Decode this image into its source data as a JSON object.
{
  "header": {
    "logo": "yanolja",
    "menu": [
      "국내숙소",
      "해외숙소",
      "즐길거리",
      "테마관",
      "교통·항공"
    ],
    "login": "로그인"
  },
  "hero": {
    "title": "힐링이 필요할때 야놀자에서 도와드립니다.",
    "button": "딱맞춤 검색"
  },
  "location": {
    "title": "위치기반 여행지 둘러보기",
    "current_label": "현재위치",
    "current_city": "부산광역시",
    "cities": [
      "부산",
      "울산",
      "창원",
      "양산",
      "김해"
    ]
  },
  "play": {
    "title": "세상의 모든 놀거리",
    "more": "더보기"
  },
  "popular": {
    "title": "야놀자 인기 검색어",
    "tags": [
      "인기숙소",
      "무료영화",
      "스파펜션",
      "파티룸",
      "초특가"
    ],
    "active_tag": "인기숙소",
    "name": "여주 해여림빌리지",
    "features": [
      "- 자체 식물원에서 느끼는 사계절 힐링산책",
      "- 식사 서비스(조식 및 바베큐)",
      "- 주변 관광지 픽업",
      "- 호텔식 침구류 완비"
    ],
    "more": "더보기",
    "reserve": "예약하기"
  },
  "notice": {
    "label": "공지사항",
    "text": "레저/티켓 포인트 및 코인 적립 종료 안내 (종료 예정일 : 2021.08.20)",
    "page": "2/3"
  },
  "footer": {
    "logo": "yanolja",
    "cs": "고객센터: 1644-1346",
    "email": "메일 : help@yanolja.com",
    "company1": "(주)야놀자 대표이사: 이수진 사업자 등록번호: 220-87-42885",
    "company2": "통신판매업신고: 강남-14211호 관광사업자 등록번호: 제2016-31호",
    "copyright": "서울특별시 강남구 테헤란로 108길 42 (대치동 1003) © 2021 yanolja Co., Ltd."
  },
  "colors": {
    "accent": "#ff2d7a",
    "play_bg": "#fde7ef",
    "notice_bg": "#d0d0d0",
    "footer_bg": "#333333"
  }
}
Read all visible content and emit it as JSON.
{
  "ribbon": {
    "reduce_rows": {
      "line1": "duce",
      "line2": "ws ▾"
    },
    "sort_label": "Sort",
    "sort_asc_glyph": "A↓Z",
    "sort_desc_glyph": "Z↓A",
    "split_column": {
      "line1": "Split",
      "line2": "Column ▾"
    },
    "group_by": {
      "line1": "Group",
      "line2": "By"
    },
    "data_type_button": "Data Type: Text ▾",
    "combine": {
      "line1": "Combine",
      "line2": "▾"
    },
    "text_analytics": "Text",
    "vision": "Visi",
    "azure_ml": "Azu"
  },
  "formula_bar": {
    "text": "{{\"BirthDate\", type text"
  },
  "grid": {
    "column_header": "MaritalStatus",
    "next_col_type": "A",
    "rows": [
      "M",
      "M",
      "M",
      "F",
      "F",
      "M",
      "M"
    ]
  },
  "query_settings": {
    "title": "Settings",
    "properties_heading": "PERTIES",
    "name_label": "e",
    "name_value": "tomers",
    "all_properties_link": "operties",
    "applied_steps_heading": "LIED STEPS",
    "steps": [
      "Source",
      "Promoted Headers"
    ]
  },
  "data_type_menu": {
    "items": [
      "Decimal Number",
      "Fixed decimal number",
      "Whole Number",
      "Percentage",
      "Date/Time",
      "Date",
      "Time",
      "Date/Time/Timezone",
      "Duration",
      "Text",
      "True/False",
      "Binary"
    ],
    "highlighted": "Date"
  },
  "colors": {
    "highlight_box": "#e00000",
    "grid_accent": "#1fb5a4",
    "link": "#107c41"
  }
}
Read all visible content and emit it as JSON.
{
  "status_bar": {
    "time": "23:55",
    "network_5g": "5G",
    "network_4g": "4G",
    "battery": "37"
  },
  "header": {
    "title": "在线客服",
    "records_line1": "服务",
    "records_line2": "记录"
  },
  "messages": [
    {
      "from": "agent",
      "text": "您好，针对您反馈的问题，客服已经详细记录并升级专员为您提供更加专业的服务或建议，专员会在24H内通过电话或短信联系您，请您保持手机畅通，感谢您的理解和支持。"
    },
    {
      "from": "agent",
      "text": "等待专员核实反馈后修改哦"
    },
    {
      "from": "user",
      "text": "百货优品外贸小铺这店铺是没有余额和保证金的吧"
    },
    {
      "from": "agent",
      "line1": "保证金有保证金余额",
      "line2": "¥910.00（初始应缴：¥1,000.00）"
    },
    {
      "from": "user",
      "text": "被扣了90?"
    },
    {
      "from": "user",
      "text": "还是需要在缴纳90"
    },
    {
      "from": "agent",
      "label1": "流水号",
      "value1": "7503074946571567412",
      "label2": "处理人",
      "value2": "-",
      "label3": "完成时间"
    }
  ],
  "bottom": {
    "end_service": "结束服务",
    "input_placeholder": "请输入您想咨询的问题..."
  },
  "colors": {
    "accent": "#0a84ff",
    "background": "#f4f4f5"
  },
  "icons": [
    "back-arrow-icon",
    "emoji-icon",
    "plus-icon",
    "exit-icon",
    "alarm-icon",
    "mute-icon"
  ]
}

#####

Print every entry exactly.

**Answer to the problem:**
Decode this image into its source data as a JSON object.
{
  "header": {
    "logo": "yanolja",
    "menu": [
      "국내숙소",
      "해외숙소",
      "즐길거리",
      "테마관",
      "교통·항공"
    ],
    "login": "로그인"
  },
  "hero": {
    "title": "힐링이 필요할때 야놀자에서 도와드립니다.",
    "button": "딱맞춤 검색"
  },
  "location": {
    "title": "위치기반 여행지 둘러보기",
    "current_label": "현재위치",
    "current_city": "부산광역시",
    "cities": [
      "부산",
      "울산",
      "창원",
      "양산",
      "김해"
    ]
  },
  "play": {
    "title": "세상의 모든 놀거리",
    "more": "더보기"
  },
  "popular": {
    "title": "야놀자 인기 검색어",
    "tags": [
      "인기숙소",
      "무료영화",
      "스파펜션",
      "파티룸",
      "초특가"
    ],
    "active_tag": "인기숙소",
    "name": "여주 해여림빌리지",
    "features": [
      "- 자체 식물원에서 느끼는 사계절 힐링산책",
      "- 식사 서비스(조식 및 바베큐)",
      "- 주변 관광지 픽업",
      "- 호텔식 침구류 완비"
    ],
    "more": "더보기",
    "reserve": "예약하기"
  },
  "notice": {
    "label": "공지사항",
    "text": "레저/티켓 포인트 및 코인 적립 종료 안내 (종료 예정일 : 2021.08.20)",
    "page": "2/3"
  },
  "footer": {
    "logo": "yanolja",
    "cs": "고객센터: 1644-1346",
    "email": "메일 : help@yanolja.com",
    "company1": "(주)야놀자 대표이사: 이수진 사업자 등록번호: 220-87-42885",
    "company2": "통신판매업신고: 강남-14211호 관광사업자 등록번호: 제2016-31호",
    "copyright": "서울특별시 강남구 테헤란로 108길 42 (대치동 1003) © 2021 yanolja Co., Ltd."
  },
  "colors": {
    "accent": "#ff2d7a",
    "play_bg": "#fde7ef",
    "notice_bg": "#d0d0d0",
    "footer_bg": "#333333"
  }
}
Read all visible content and emit it as JSON.
{
  "ribbon": {
    "reduce_rows": {
      "line1": "duce",
      "line2": "ws ▾"
    },
    "sort_label": "Sort",
    "sort_asc_glyph": "A↓Z",
    "sort_desc_glyph": "Z↓A",
    "split_column": {
      "line1": "Split",
      "line2": "Column ▾"
    },
    "group_by": {
      "line1": "Group",
      "line2": "By"
    },
    "data_type_button": "Data Type: Text ▾",
    "combine": {
      "line1": "Combine",
      "line2": "▾"
    },
    "text_analytics": "Text",
    "vision": "Visi",
    "azure_ml": "Azu"
  },
  "formula_bar": {
    "text": "{{\"BirthDate\", type text"
  },
  "grid": {
    "column_header": "MaritalStatus",
    "next_col_type": "A",
    "rows": [
      "M",
      "M",
      "M",
      "F",
      "F",
      "M",
      "M"
    ]
  },
  "query_settings": {
    "title": "Settings",
    "properties_heading": "PERTIES",
    "name_label": "e",
    "name_value": "tomers",
    "all_properties_link": "operties",
    "applied_steps_heading": "LIED STEPS",
    "steps": [
      "Source",
      "Promoted Headers"
    ]
  },
  "data_type_menu": {
    "items": [
      "Decimal Number",
      "Fixed decimal number",
      "Whole Number",
      "Percentage",
      "Date/Time",
      "Date",
      "Time",
      "Date/Time/Timezone",
      "Duration",
      "Text",
      "True/False",
      "Binary"
    ],
    "highlighted": "Date"
  },
  "colors": {
    "highlight_box": "#e00000",
    "grid_accent": "#1fb5a4",
    "link": "#107c41"
  }
}
Read all visible content and emit it as JSON.
{
  "status_bar": {
    "time": "23:55",
    "network_5g": "5G",
    "network_4g": "4G",
    "battery": "37"
  },
  "header": {
    "title": "在线客服",
    "records_line1": "服务",
    "records_line2": "记录"
  },
  "messages": [
    {
      "from": "agent",
      "text": "您好，针对您反馈的问题，客服已经详细记录并升级专员为您提供更加专业的服务或建议，专员会在24H内通过电话或短信联系您，请您保持手机畅通，感谢您的理解和支持。"
    },
    {
      "from": "agent",
      "text": "等待专员核实反馈后修改哦"
    },
    {
      "from": "user",
      "text": "百货优品外贸小铺这店铺是没有余额和保证金的吧"
    },
    {
      "from": "agent",
      "line1": "保证金有保证金余额",
      "line2": "¥910.00（初始应缴：¥1,000.00）"
    },
    {
      "from": "user",
      "text": "被扣了90?"
    },
    {
      "from": "user",
      "text": "还是需要在缴纳90"
    },
    {
      "from": "agent",
      "label1": "流水号",
      "value1": "7503074946571567412",
      "label2": "处理人",
      "value2": "-",
      "label3": "完成时间"
    }
  ],
  "bottom": {
    "end_service": "结束服务",
    "input_placeholder": "请输入您想咨询的问题..."
  },
  "colors": {
    "accent": "#0a84ff",
    "background": "#f4f4f5"
  },
  "icons": [
    "back-arrow-icon",
    "emoji-icon",
    "plus-icon",
    "exit-icon",
    "alarm-icon",
    "mute-icon"
  ]
}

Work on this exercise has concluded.